It's crunch time for the Climate Action Network's most urgently sought legislation: the Global Warming Solutions Act. The House passed this bill (H.688) - that I earlier described as the "worst democracy-shredding bill of the past 50 years" - back in January. The Senate Natural Resources and Energy Committee has been considering it remotely for a month. If it doesn't get a Senate vote this month, the bill is dead until next year, when the climate change juggernaut will bring it in again and pull all the stops to get it passed.
Here's what the GWSA would do. First, it recites a lot of grim United Nations pronouncements about our mounting climate emergency, if we don't take drastic measures to rein in the alleged culprit, human-caused carbon dioxide emissions. Then it declares how much state government must force Vermonters to reduce such emissions by 2025, 2030, and 2050.

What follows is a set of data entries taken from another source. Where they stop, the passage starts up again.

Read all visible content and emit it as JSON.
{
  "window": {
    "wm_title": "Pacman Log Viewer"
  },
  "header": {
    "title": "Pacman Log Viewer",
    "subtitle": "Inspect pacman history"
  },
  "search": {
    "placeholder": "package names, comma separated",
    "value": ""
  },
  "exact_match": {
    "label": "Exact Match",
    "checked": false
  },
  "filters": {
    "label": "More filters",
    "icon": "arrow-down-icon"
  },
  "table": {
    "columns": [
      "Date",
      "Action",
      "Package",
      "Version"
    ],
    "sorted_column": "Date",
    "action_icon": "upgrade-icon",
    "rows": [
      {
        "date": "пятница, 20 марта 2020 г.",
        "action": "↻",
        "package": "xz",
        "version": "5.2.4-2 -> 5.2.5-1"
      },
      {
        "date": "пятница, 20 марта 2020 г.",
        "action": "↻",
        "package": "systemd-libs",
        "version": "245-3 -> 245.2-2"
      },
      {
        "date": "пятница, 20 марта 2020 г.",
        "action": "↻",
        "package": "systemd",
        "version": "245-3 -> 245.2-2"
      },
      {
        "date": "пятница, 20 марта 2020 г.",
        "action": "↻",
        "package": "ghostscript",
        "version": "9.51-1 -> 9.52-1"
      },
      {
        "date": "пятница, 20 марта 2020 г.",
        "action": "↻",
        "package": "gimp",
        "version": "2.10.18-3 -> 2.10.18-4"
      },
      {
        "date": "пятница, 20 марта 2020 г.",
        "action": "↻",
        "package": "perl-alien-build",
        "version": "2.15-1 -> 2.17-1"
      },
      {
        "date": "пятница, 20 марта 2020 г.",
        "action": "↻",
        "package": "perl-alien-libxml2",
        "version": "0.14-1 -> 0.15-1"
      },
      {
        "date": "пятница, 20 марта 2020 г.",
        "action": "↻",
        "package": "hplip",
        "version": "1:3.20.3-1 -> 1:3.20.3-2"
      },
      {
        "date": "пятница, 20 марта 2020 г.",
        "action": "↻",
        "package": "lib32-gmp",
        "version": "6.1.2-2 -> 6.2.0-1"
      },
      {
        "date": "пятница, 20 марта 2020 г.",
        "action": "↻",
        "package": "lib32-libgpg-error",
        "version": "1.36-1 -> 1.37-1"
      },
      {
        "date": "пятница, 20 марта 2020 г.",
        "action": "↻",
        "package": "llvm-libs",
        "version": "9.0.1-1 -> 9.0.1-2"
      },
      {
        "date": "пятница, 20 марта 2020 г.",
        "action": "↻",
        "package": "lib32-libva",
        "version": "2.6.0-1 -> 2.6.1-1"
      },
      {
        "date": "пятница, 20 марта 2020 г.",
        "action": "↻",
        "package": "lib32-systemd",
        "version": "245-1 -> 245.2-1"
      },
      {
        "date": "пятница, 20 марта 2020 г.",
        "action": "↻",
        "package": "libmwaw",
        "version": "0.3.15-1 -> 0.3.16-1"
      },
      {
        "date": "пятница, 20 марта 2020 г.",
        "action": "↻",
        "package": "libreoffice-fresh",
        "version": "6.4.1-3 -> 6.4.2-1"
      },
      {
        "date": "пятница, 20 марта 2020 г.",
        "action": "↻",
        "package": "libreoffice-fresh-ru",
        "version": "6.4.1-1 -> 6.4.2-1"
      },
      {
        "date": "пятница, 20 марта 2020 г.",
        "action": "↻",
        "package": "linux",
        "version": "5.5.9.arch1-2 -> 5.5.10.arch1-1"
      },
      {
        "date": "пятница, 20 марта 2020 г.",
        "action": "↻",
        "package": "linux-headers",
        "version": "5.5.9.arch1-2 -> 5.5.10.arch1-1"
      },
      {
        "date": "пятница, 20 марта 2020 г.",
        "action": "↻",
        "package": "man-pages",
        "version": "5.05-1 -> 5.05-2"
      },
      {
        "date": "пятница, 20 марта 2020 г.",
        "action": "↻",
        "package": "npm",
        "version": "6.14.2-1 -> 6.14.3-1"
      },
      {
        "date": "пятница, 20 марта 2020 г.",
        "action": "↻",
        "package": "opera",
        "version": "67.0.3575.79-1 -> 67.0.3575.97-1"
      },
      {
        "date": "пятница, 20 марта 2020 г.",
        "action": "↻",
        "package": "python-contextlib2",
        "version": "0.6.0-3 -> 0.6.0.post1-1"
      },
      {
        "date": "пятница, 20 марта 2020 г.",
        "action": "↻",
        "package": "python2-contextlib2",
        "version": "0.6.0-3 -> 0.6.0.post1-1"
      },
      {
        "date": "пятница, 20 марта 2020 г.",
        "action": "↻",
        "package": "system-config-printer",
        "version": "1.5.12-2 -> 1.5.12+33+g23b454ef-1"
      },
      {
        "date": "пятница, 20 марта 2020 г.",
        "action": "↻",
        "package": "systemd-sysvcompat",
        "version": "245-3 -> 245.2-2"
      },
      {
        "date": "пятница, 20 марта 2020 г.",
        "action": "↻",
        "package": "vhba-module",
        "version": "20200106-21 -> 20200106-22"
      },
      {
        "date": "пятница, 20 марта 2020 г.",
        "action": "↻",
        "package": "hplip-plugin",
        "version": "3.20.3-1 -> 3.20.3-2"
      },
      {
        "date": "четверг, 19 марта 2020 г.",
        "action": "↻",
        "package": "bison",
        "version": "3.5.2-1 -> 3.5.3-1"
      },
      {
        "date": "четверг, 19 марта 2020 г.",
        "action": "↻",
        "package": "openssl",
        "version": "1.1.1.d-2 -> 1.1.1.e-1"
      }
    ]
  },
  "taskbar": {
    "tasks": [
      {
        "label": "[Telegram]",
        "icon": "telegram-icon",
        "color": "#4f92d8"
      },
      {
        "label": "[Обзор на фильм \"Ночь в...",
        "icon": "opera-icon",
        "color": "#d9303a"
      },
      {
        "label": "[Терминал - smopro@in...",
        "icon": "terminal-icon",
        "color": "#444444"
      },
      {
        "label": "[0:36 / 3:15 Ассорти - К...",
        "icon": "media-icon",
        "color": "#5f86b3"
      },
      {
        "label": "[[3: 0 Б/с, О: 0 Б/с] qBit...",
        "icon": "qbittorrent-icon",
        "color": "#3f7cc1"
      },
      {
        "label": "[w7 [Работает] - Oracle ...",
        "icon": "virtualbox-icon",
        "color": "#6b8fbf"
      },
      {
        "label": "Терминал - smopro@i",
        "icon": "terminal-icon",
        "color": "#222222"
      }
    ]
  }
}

To prevent any foot-dragging by the governor that would slow Vermont's rush to enforced climate virtue, the GWSA bill sets up what amounts to an alternative government called the Climate Action Council and directs it to create an all-inclusive Climate Action Plan. The council will have eight members from the executive branch, and 14 picked by the legislative leadership to make sure that the governor's eight can't sidetrack any proposal urged by the climate action coalition that has been working hard to get the bill passed.
The grand Climate Action Plan will instruct the governor's appointees, mainly the Secretary of Natural Resources, to write and enforce countless rules to control or prohibit anything and everything that contributes to CO2 emissions. Unlike legislation, where you can find out how your legislator voted and hold them accountable, the GWSA-mandated rules will never be voted on by your elected representatives. The rules will just be proclaimed, complete with fines and penalties if you don't obey.
What if the elected head of our government, the governor, does not wish his appointees to gin up some particularly expensive, invasive, useless, or noxious rule, that would operate against the goal of affordability, especially in light of the urgent need to somehow pay down the estimated $430 million all-funds deficit projected for the approaching fiscal year? He would have to tell his appointee to forget about it. The council's climate warrior majority would howl that the governor was obstructing the law. How that comes out no one knows, because in the past 243 years no legislature has every tried such a stunt.
What if the emissions reduction rules emerging from the bureaucracy appear to be too feeble to force Vermonters to give up the required amount of CO2 emissions to save the planet? The backers of the GWSA have provided for that. A key section of the bill invites "any person" - meaning the Conservation Law Foundation - to sue the State of Vermont to get a judge to order the bureaucracy to speed up the regulating and prohibiting.
That's just what CLF did in Massachusetts in 2015. They used that State's GWSA to persuade the state supreme court to instruct the Department of Environmental Protection to get cracking with sufficiently oppressive emissions regulations. And oh yes, if CLF or whoever brings the lawsuit "substantially prevails," it gets to send to the taxpayers its bill for the legal costs for doing this service.
No self-respecting governor would stand for an alternative climate government accountable to his political opponents telling his or her appointees that they must move faster and harder, or face a judge's order to wreck the state's economy more quickly.
If this misbegotten bill makes it to the Senate floor, responsible senators should offer amendments to require that the Climate Council make recommendations to the governor, not instruct the bureaucracy. They should move to strike out the "anybody can sue the state" provision, that includes the "make the taxpayers pay the plaintiff's legal expenses (along with the State's)" clause.
They should also move to add language to specifically bar rules to regulate methane from cattle, force homeowners to switch to electric heat, further subsidize electric cars, reduce fossil fuel used in manufacturing, hospitals, schools, and municipal governments, prohibit snow machines, motor boats and ATVs, and regulate trucks that bring vital food, fuel and supplies into Vermont and haul Vermont products out to markets.
Above all, they should require that no rule originating with this counterfeit climate government can take effect without an affirmative vote of the General Assembly.
It's hard to see how, four months before an election, even the most ardent climate warriors of the Senate would welcome casting roll call votes on a long list of such amendments. A far simpler and better solution: consign the democracy-shredding GWSA to a place of eternal rest, and focus on rescuing Vermont's precarious economy from the depredations of COVID-19.
John McClaughry is vice president of the Ethan Allen Institute. He served four years on the Senate Natural Resources and Energy Committee.